*** Opening Available data ***
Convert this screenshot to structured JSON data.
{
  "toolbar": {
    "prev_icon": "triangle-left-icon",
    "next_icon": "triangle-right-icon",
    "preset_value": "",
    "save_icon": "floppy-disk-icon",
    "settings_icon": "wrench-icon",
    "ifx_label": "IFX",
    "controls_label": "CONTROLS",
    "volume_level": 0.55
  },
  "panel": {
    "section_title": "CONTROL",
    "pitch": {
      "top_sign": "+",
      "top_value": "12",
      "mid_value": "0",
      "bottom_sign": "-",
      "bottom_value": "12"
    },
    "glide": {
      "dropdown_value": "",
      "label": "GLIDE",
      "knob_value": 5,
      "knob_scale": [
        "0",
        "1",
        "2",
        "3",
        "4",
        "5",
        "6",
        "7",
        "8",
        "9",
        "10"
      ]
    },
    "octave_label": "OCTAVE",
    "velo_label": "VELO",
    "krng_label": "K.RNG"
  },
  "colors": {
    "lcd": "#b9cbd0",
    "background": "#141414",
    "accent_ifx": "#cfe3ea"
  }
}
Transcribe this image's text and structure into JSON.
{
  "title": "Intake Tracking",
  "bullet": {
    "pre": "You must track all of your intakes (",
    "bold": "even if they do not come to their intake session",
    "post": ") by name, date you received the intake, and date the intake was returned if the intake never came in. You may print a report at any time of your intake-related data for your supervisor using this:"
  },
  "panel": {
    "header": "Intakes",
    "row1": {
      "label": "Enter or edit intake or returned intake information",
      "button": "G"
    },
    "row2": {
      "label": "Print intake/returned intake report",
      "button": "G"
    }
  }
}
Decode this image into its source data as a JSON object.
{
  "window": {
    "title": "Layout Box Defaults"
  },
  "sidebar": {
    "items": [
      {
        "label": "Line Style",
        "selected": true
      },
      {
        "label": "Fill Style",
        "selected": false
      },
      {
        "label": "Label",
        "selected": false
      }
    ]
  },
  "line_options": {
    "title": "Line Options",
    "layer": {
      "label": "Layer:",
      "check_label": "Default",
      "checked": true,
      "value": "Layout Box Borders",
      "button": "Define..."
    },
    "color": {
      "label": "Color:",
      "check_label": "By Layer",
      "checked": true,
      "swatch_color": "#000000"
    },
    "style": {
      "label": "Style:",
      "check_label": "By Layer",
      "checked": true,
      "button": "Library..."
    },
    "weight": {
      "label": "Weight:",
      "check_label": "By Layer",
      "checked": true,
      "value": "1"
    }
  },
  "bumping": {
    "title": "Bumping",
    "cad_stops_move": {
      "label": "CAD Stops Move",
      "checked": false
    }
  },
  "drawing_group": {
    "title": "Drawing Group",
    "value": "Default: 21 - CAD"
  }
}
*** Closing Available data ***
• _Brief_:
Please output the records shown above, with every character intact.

• _Result of the task_:
Convert this screenshot to structured JSON data.
{
  "toolbar": {
    "prev_icon": "triangle-left-icon",
    "next_icon": "triangle-right-icon",
    "preset_value": "",
    "save_icon": "floppy-disk-icon",
    "settings_icon": "wrench-icon",
    "ifx_label": "IFX",
    "controls_label": "CONTROLS",
    "volume_level": 0.55
  },
  "panel": {
    "section_title": "CONTROL",
    "pitch": {
      "top_sign": "+",
      "top_value": "12",
      "mid_value": "0",
      "bottom_sign": "-",
      "bottom_value": "12"
    },
    "glide": {
      "dropdown_value": "",
      "label": "GLIDE",
      "knob_value": 5,
      "knob_scale": [
        "0",
        "1",
        "2",
        "3",
        "4",
        "5",
        "6",
        "7",
        "8",
        "9",
        "10"
      ]
    },
    "octave_label": "OCTAVE",
    "velo_label": "VELO",
    "krng_label": "K.RNG"
  },
  "colors": {
    "lcd": "#b9cbd0",
    "background": "#141414",
    "accent_ifx": "#cfe3ea"
  }
}
Transcribe this image's text and structure into JSON.
{
  "title": "Intake Tracking",
  "bullet": {
    "pre": "You must track all of your intakes (",
    "bold": "even if they do not come to their intake session",
    "post": ") by name, date you received the intake, and date the intake was returned if the intake never came in. You may print a report at any time of your intake-related data for your supervisor using this:"
  },
  "panel": {
    "header": "Intakes",
    "row1": {
      "label": "Enter or edit intake or returned intake information",
      "button": "G"
    },
    "row2": {
      "label": "Print intake/returned intake report",
      "button": "G"
    }
  }
}
Decode this image into its source data as a JSON object.
{
  "window": {
    "title": "Layout Box Defaults"
  },
  "sidebar": {
    "items": [
      {
        "label": "Line Style",
        "selected": true
      },
      {
        "label": "Fill Style",
        "selected": false
      },
      {
        "label": "Label",
        "selected": false
      }
    ]
  },
  "line_options": {
    "title": "Line Options",
    "layer": {
      "label": "Layer:",
      "check_label": "Default",
      "checked": true,
      "value": "Layout Box Borders",
      "button": "Define..."
    },
    "color": {
      "label": "Color:",
      "check_label": "By Layer",
      "checked": true,
      "swatch_color": "#000000"
    },
    "style": {
      "label": "Style:",
      "check_label": "By Layer",
      "checked": true,
      "button": "Library..."
    },
    "weight": {
      "label": "Weight:",
      "check_label": "By Layer",
      "checked": true,
      "value": "1"
    }
  },
  "bumping": {
    "title": "Bumping",
    "cad_stops_move": {
      "label": "CAD Stops Move",
      "checked": false
    }
  },
  "drawing_group": {
    "title": "Drawing Group",
    "value": "Default: 21 - CAD"
  }
}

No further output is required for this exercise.